Starbucks says terror threats and civil unrest have people drinking less coffee

Political uncertainty is hitting the firm's bottom line according to its boss...

Starbucks says terror threats and civil unrest have people drinking less coffee

A lagre cup of Starbucks coffee sits outside a Starbucks in Washington | Image: Pablo Martinez Monsivais / AP/Press Association Images

Starbucks has cited political and social unrest in the US and abroad as contributing factors to the company missing earning targets for the third quarter in a row.

It referred to the quarter as an "anomaly" and said that instability and terror threats affected the firm's performance, Starbucks also said that there has been a "profound weakening in consumer confidence" among its customers.

Chief Executive Howard Schultz said, "In Starbucks’s 24 years of public life, I can’t recall a quarter quite like [this one]" in a conference call discussing the results.

"I think we have a situation where you have a very uncertain [US] election, you have domestic civil unrest with regard to race, and I think the issues around terror have created a level of anxiety - so we are no longer looking at just an economic downturn, there are a number of things that we are facing as citizens and I think the direction of the country," he continued.
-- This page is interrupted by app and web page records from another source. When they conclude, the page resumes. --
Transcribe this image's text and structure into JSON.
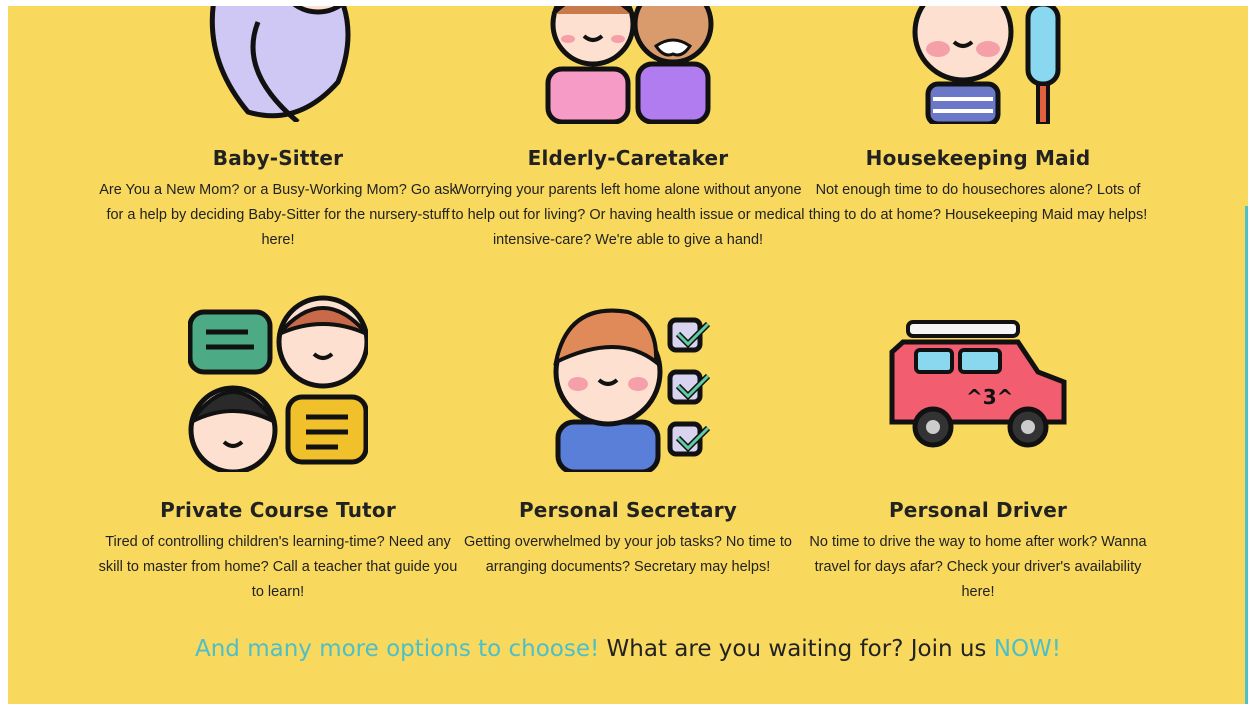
{
  "services": [
    {
      "title": "Baby-Sitter",
      "desc": "Are You a New Mom? or a Busy-Working Mom? Go ask for a help by deciding Baby-Sitter for the nursery-stuff here!",
      "icon": "baby-icon"
    },
    {
      "title": "Elderly-Caretaker",
      "desc": "Worrying your parents left home alone without anyone to help out for living? Or having health issue or medical intensive-care? We're able to give a hand!",
      "icon": "elderly-couple-icon"
    },
    {
      "title": "Housekeeping Maid",
      "desc": "Not enough time to do housechores alone? Lots of thing to do at home? Housekeeping Maid may helps!",
      "icon": "maid-duster-icon"
    },
    {
      "title": "Private Course Tutor",
      "desc": "Tired of controlling children's learning-time? Need any skill to master from home? Call a teacher that guide you to learn!",
      "icon": "tutor-chat-icon"
    },
    {
      "title": "Personal Secretary",
      "desc": "Getting overwhelmed by your job tasks? No time to arranging documents? Secretary may helps!",
      "icon": "secretary-checklist-icon"
    },
    {
      "title": "Personal Driver",
      "desc": "No time to drive the way to home after work? Wanna travel for days afar? Check your driver's availability here!",
      "icon": "car-icon"
    }
  ],
  "cta": {
    "part1": "And many more options to choose!",
    "part2": " What are you waiting for? Join us ",
    "part3": "NOW!"
  },
  "colors": {
    "background": "#f8d95d",
    "accent": "#4cbfc9",
    "text": "#222222"
  }
}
The company's shares experienced a 3% fall in after-hours trading following the publication of the results.

Starbucks returned an overall profit of $754m - up from $626.7m 12 months ago. During the quarter like-for-like sales in Europe, the Middle East and Africa fell by 1%. These regions were expected to deliver growth of 2.8%.

The firm had projected sales growth of at least 10% in 2016.

Its immediate plans include investment in mobile ordering and payment services to make its stores more efficient.